Women and leadership. I am sure I we could learn a thing or to from Gina Torres’ character Jessica Pearson in the USA network TV series Suits. Yes it is glamorous, the fashion is outrageously good, if not unbelievable and it is set in New York. But it is the interactions, the quick wit and exchanges between those working in the large law firm that keep me coming back. And let’s face it is refreshing to see a confident, sexy, no nonsense woman at the top do her job and lead. Being the boss.

In the latest series 6 episode 2 Jessica says to Louis  Litt something along of the lines of –

Louis you are not good at self reflection, but if someone holds up the mirror you are not afraid to look.

As I am in throws of confirming participants for my research project and starting the interview process I am encountering some women who are afraid to look. Afraid to reflect, to take the time to recount their journey, to pause and connect the dots. To me this says so much. I am too busy. I am worried about what I might say. I don’t have time. I am used to being silent.

And it causes me to ask myself, am I too busy to look in the mirror and really look at who I am. This is the story of women and leadership, the journey, the triumphs and the challenges. It is a story of identity and ‘who am I’. It is your story too.

Standard
Education, fixed mindset, growth mindset, leadership

Growth versus Fixed Mindset

man-person-people-emotions-medium

image: pexel.com

Growth versus Fixed Mindset.

My children are part of a great school and like many others of its ilk, Carol Dweck’s ideas about growth mindset and positive impact on student learning  has become a part of the culture. Why then do students struggle with growth mindset? Why is there so much misunderstanding about this approach to learning?

Peter De Witt’s article on Mindset reflects on John Hatties’s analysis of what is going on with our student learning. Hattie attributes fixed student mindset to fixed teacher mindset. Teachers are the problem. Hhmmm.

De Witt outlines several ways teachers can counter this mini phenomenon. These include relying less on testing, using more feedback, being flexible, attentive to the environment and culture. And my favourite, teachers need to stop talking.

For many teachers talking = learning. Talking = productivity. But this constant noise, with no gaps, pauses or silences does not allow students to engage, formulate responses, questions and progress their learning. Students need time to reflect and discuss with each other.

Perhaps so many teachers have a fixed mindset because we have a deep need for control. The organic, flexible characteristics of a classroom that supports a growth mindset is confronting for some educators.

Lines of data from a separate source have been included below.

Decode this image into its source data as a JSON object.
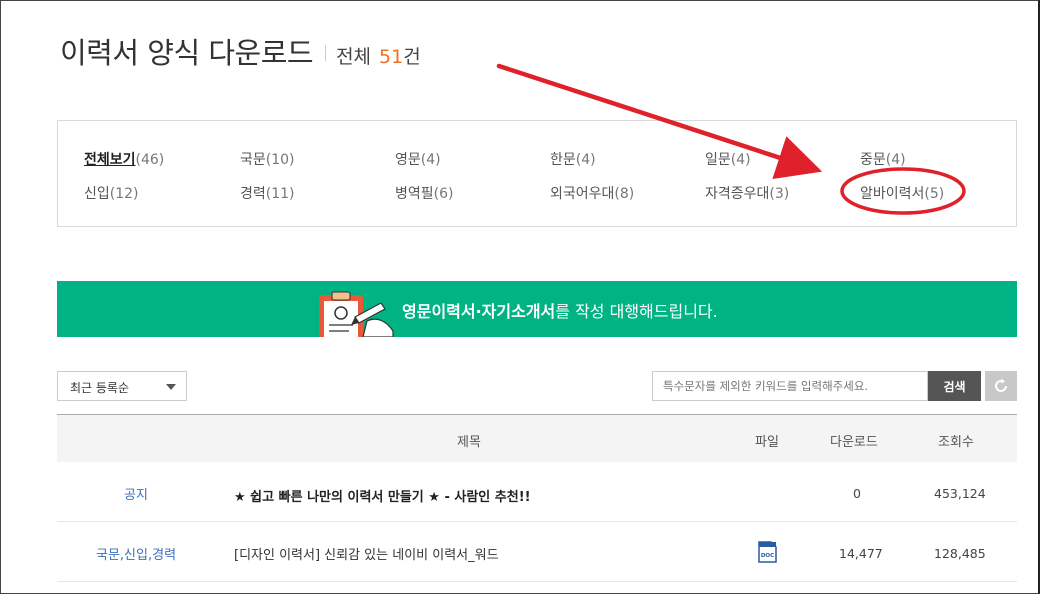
{
  "header": {
    "title": "이력서 양식 다운로드",
    "total_label": "전체",
    "total_count": "51",
    "total_unit": "건"
  },
  "categories": [
    {
      "name": "전체보기",
      "count": "(46)",
      "active": true
    },
    {
      "name": "국문",
      "count": "(10)"
    },
    {
      "name": "영문",
      "count": "(4)"
    },
    {
      "name": "한문",
      "count": "(4)"
    },
    {
      "name": "일문",
      "count": "(4)"
    },
    {
      "name": "중문",
      "count": "(4)"
    },
    {
      "name": "신입",
      "count": "(12)"
    },
    {
      "name": "경력",
      "count": "(11)"
    },
    {
      "name": "병역필",
      "count": "(6)"
    },
    {
      "name": "외국어우대",
      "count": "(8)"
    },
    {
      "name": "자격증우대",
      "count": "(3)"
    },
    {
      "name": "알바이력서",
      "count": "(5)"
    }
  ],
  "banner": {
    "highlight": "영문이력서·자기소개서",
    "text": "를 작성 대행해드립니다."
  },
  "toolbar": {
    "sort_label": "최근 등록순",
    "search_placeholder": "특수문자를 제외한 키워드를 입력해주세요.",
    "search_button": "검색"
  },
  "table": {
    "headers": {
      "title": "제목",
      "file": "파일",
      "downloads": "다운로드",
      "views": "조회수"
    },
    "rows": [
      {
        "category": "공지",
        "title": "★ 쉽고 빠른 나만의 이력서 만들기 ★ - 사람인 추천!!",
        "file": "",
        "downloads": "0",
        "views": "453,124"
      },
      {
        "category": "국문,신입,경력",
        "title": "[디자인 이력서] 신뢰감 있는 네이비 이력서_워드",
        "file": "doc-icon",
        "downloads": "14,477",
        "views": "128,485"
      }
    ]
  },
  "colors": {
    "accent_orange": "#f07020",
    "banner_green": "#00b383",
    "annotation_red": "#e0202a",
    "category_blue": "#3a6fc1"
  }
}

My guess is that this approach to learning  is a challenge to our understanding of leadership and developing our role as well. Are you a leader with a  growth mindset?

Standard